Incubator Grants

A Drug Screening Approach to Rescue OXPHOS Defective Cells

L-R: Mike Ryan and Luke Formosa at work in the Ryan lab.

L-R: Mike Ryan and Luke Formosa at work in the Ryan lab.

Researcher

Professor Mike Ryan

Research Institution

Monash University

Project Name

A Drug Screening Approach to Rescue OXPHOS Defective Cells

Project Details

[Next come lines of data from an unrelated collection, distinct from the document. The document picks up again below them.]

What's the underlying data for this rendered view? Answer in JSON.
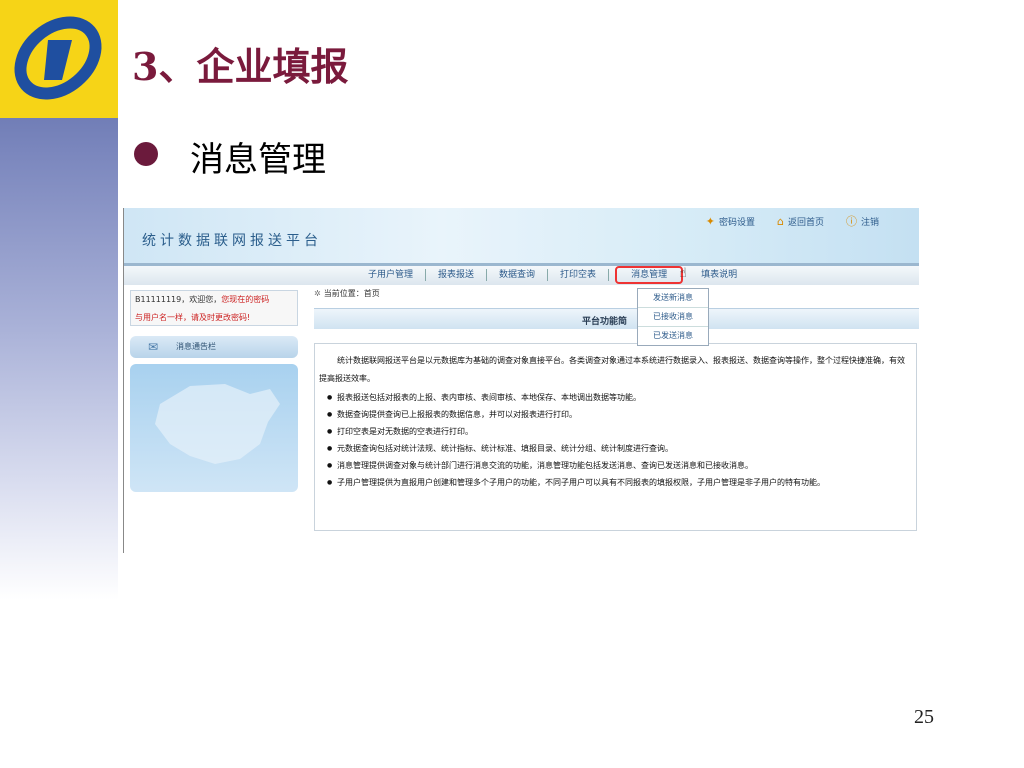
{
  "slide": {
    "title": "3、企业填报",
    "bullet": "消息管理",
    "page_number": "25"
  },
  "app": {
    "banner_title": "统计数据联网报送平台",
    "top_links": [
      {
        "label": "密码设置",
        "icon": "key-icon"
      },
      {
        "label": "返回首页",
        "icon": "home-icon"
      },
      {
        "label": "注销",
        "icon": "info-icon"
      }
    ],
    "nav": [
      "子用户管理",
      "报表报送",
      "数据查询",
      "打印空表",
      "消息管理",
      "填表说明"
    ],
    "nav_highlighted": "消息管理",
    "dropdown": [
      "发送新消息",
      "已接收消息",
      "已发送消息"
    ],
    "welcome": {
      "line1_prefix": "B11111119，欢迎您，",
      "line1_red": "您现在的密码",
      "line2": "与用户名一样，请及时更改密码!"
    },
    "notice_label": "消息通告栏",
    "location": "当前位置：首页",
    "func_title": "平台功能简",
    "intro": "统计数据联网报送平台是以元数据库为基础的调查对象直接平台。各类调查对象通过本系统进行数据录入、报表报送、数据查询等操作，整个过程快捷准确，有效提高报送效率。",
    "bullets": [
      "报表报送包括对报表的上报、表内审核、表间审核、本地保存、本地调出数据等功能。",
      "数据查询提供查询已上报报表的数据信息，并可以对报表进行打印。",
      "打印空表是对无数据的空表进行打印。",
      "元数据查询包括对统计法规、统计指标、统计标准、填报目录、统计分组、统计制度进行查询。",
      "消息管理提供调查对象与统计部门进行消息交流的功能，消息管理功能包括发送消息、查询已发送消息和已接收消息。",
      "子用户管理提供为直报用户创建和管理多个子用户的功能，不同子用户可以具有不同报表的填报权限，子用户管理是非子用户的特有功能。"
    ]
  },
  "colors": {
    "title": "#7a1a3c",
    "logo_bg": "#f6d417",
    "highlight": "#e33333"
  }
}
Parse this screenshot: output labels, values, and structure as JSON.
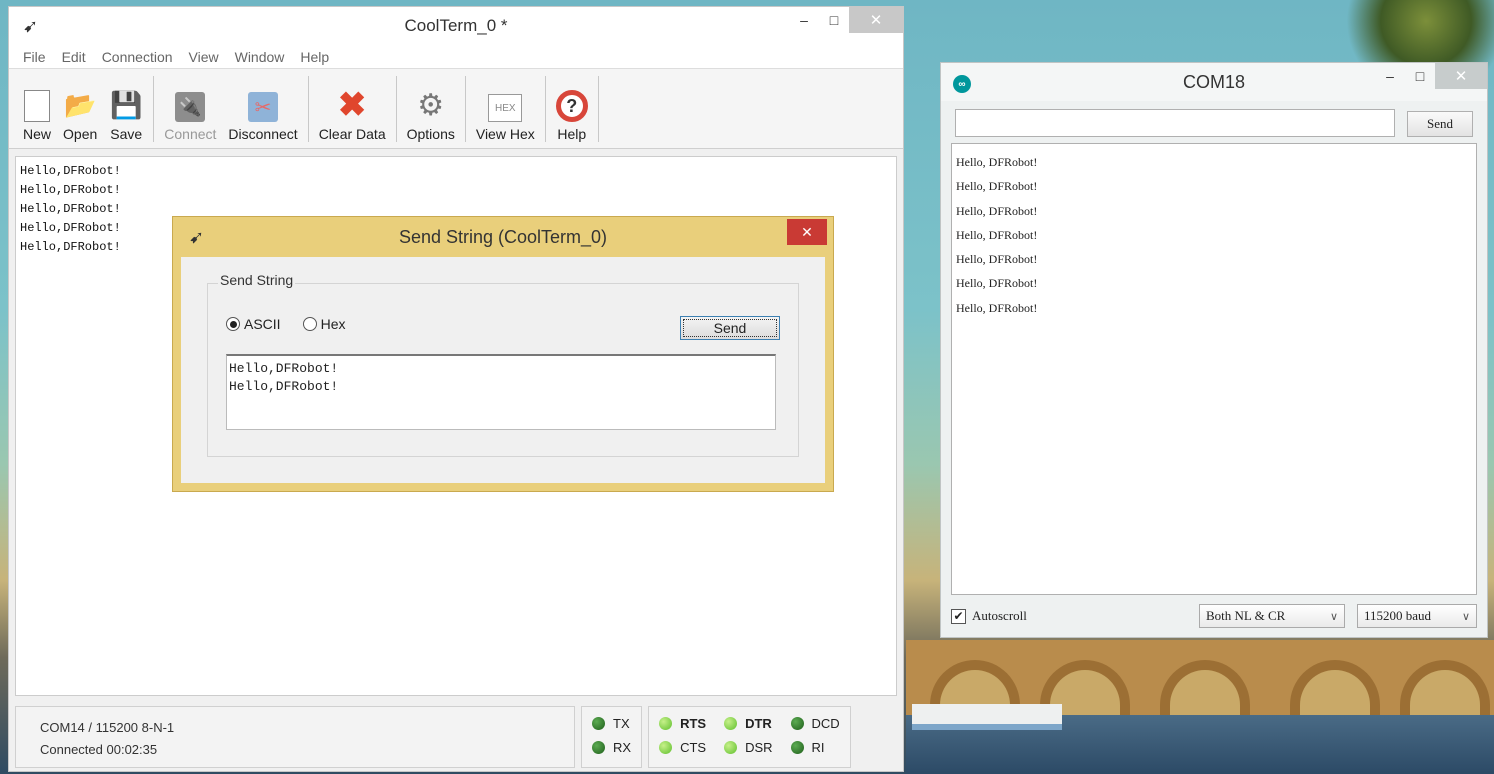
{
  "coolterm": {
    "title": "CoolTerm_0 *",
    "window_controls": {
      "minimize": "–",
      "maximize": "□",
      "close": "✕"
    },
    "menu": [
      "File",
      "Edit",
      "Connection",
      "View",
      "Window",
      "Help"
    ],
    "toolbar": {
      "new": "New",
      "open": "Open",
      "save": "Save",
      "connect": "Connect",
      "disconnect": "Disconnect",
      "clear_data": "Clear Data",
      "options": "Options",
      "view_hex": "View Hex",
      "help": "Help",
      "hex_icon_text": "HEX"
    },
    "terminal_lines": [
      "Hello,DFRobot!",
      "Hello,DFRobot!",
      "Hello,DFRobot!",
      "Hello,DFRobot!",
      "Hello,DFRobot!"
    ],
    "status": {
      "port": "COM14 / 115200 8-N-1",
      "connection": "Connected 00:02:35"
    },
    "leds": {
      "tx": "TX",
      "rx": "RX",
      "rts": "RTS",
      "cts": "CTS",
      "dtr": "DTR",
      "dsr": "DSR",
      "dcd": "DCD",
      "ri": "RI"
    }
  },
  "send_dialog": {
    "title": "Send String (CoolTerm_0)",
    "close": "✕",
    "group_label": "Send String",
    "radio_ascii": "ASCII",
    "radio_hex": "Hex",
    "selected": "ASCII",
    "send_button": "Send",
    "text": "Hello,DFRobot!\nHello,DFRobot!"
  },
  "com18": {
    "title": "COM18",
    "icon_text": "∞",
    "window_controls": {
      "minimize": "–",
      "maximize": "□",
      "close": "✕"
    },
    "input_value": "",
    "send_button": "Send",
    "output_lines": [
      "Hello, DFRobot!",
      "Hello, DFRobot!",
      "Hello, DFRobot!",
      "Hello, DFRobot!",
      "Hello, DFRobot!",
      "Hello, DFRobot!",
      "Hello, DFRobot!"
    ],
    "autoscroll_label": "Autoscroll",
    "autoscroll_checked": true,
    "line_ending": "Both NL & CR",
    "baud": "115200 baud"
  }
}
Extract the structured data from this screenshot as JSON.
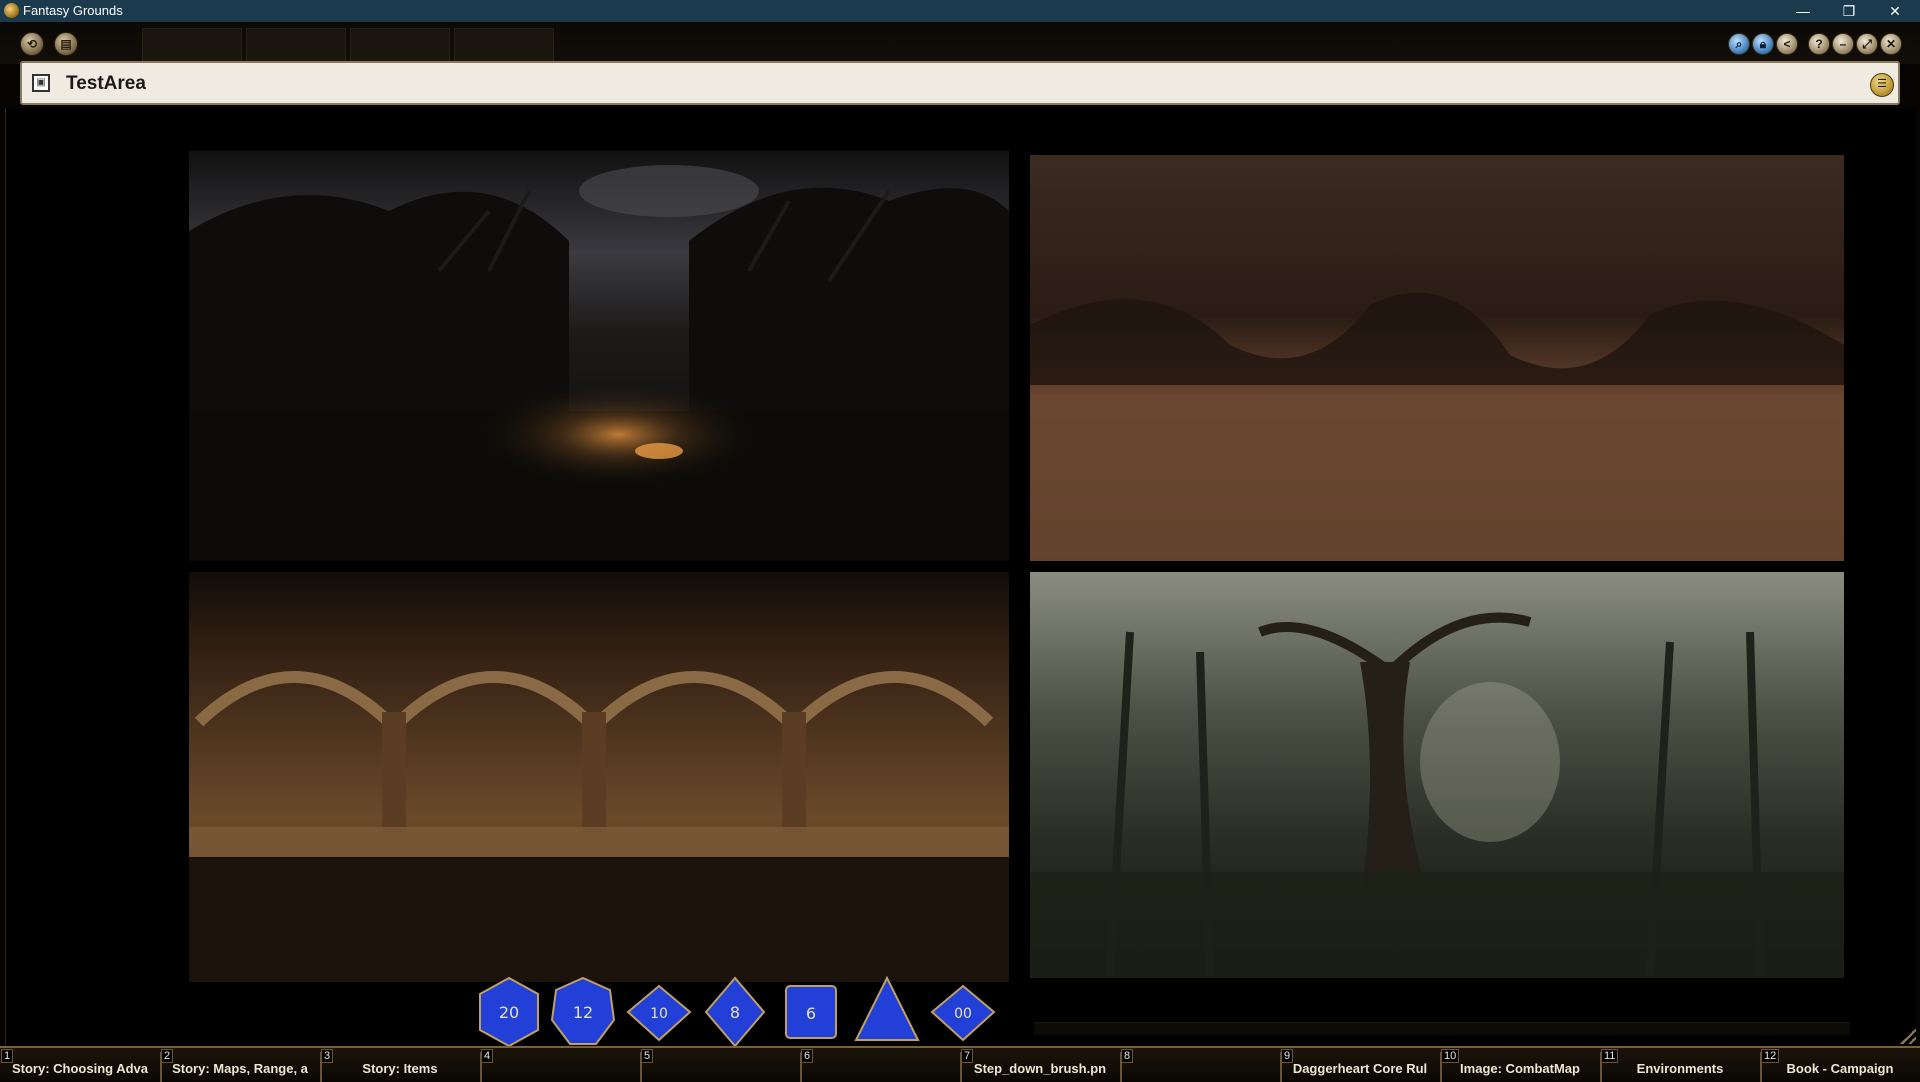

Professor Mike Ryan is leading a project to discover compounds that can treat mitochondrial disease (mito).  He is the head of the Mitochondria Lab at Monash University in Melbourne and a professor of biochemistry and molecular biology.  Professor Ryan’s lab aims to evaluate 10,000 therapeutic compounds in cell models, and identify ones that repair mitochondrial mutations.  The ultimate goal of the project is to develop a drug that improves medical outcomes and quality of life for mito patients.

In mito, genetic mutations lead to improperly folded proteins which prevent mitochondria from functioning correctly. Most mutations affect the mitochondrial respiratory chain, the group of proteins and enzymes that convert food molecules into usable energy for the body. The largest component of the respiratory chain is complex I. Defects in complex I are the most significant cause of mito, responsible for 35 percent of all cases. Accordingly, Professor Ryan will be using cell models with a complex I defect.

Figure 1: A depiction of mitochondrial respiratory chain complex I. Certain genetic mutations alter the shape of this molecule and prevent it from functioning. Professor Ryan’s research is seeking a compound that could stabilise complex I, and thus improve mitochodnrial function.   The grey band represents the inner mitochondrial membrane. Source: Wikimedia Commons, Protein Data Bank http://pdb101.rcsb.org/motm/144

Professor Ryan’s team has developed a method to rapidly test thousands of therapeutic compounds in a cell model. Using CRISPR-Cas9 technology, his team will edit the genome of cells to mimic an ACAD9 mutation, which disrupts an enzyme crucial for the assembly of mitochondrial complex I. This specific mutation has been reported in at least 30 known patients across the world, allowing researchers to compare cell model and real-life cases. Cells will be cultured in an automated system that enables a far greater number of compounds to be studied than could be manually. Ten thousand compounds will be analysed in this system, including 3,707 drugs approved by the US Food and Drug Administration, 89 epigenetic compounds, 276 kinase modulators, 928 microsource compounds, and 5,000 compounds.  Cells that survive will be rapidly identified using a robotic camera.

Professor Ryan’s team hopes to identify compounds that repair the cells’ mitochondria. He predicts that repair could occur by one of two mechanisms. The first mechanism is that a compound would act as a chaperone protein, which corrects misfolded proteins, allowing complex I to assemble.  Another possible mechanism is that a compound that would mimic the function of complex I, and thus compensate for its absence. Both mechanisms result in cells with improved energy metabolism. Compounds that repair defective cells will be tested in additional cells model, and then developed into drug formulation for use in mouse models and hopefully clinical trials.

At the moment, therapies for mito patients are limited. There are no approved compounds that address the primary cause. Professor Mike Ryan and his team at the Monash Mitochondria Lab are working to change this.  It is because of the Mito Foundation’s generous supporters that research like this is occurring in Australia each and every day.